## Task goal:
Only the number is wanted: how many lines of the listing below contain "icon"?

## Data excerpts:
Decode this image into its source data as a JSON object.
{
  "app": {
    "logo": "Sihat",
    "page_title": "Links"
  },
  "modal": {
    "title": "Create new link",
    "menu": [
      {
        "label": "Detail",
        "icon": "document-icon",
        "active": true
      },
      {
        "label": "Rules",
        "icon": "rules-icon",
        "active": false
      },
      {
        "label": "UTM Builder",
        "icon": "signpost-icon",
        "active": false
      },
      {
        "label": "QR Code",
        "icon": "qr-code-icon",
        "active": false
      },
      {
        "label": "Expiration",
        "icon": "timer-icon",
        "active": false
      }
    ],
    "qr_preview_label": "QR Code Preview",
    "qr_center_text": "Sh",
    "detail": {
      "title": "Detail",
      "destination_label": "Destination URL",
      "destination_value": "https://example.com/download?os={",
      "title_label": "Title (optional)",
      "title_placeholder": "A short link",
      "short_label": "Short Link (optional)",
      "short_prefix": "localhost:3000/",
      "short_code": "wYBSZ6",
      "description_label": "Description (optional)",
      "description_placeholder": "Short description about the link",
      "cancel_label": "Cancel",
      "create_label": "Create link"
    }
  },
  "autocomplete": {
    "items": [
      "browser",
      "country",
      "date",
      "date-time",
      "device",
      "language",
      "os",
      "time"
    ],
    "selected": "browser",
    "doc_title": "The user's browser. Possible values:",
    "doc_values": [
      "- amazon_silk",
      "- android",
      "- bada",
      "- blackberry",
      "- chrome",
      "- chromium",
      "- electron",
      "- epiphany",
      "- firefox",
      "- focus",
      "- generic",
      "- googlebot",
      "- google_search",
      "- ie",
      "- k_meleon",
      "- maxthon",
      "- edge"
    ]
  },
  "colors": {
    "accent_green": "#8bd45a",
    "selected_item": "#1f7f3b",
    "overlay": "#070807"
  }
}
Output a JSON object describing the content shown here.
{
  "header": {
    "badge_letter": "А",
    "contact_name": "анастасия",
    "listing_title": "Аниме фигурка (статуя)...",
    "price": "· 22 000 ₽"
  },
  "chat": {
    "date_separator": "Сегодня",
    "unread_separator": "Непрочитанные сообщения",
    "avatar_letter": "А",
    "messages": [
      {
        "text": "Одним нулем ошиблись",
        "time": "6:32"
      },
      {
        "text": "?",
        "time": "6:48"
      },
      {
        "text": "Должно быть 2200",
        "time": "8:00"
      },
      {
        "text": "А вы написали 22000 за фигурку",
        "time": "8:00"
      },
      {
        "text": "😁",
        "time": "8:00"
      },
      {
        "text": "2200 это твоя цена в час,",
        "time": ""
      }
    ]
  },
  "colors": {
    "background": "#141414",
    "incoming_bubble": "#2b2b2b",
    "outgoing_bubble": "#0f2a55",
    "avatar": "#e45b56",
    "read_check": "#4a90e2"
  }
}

## Completed task:
5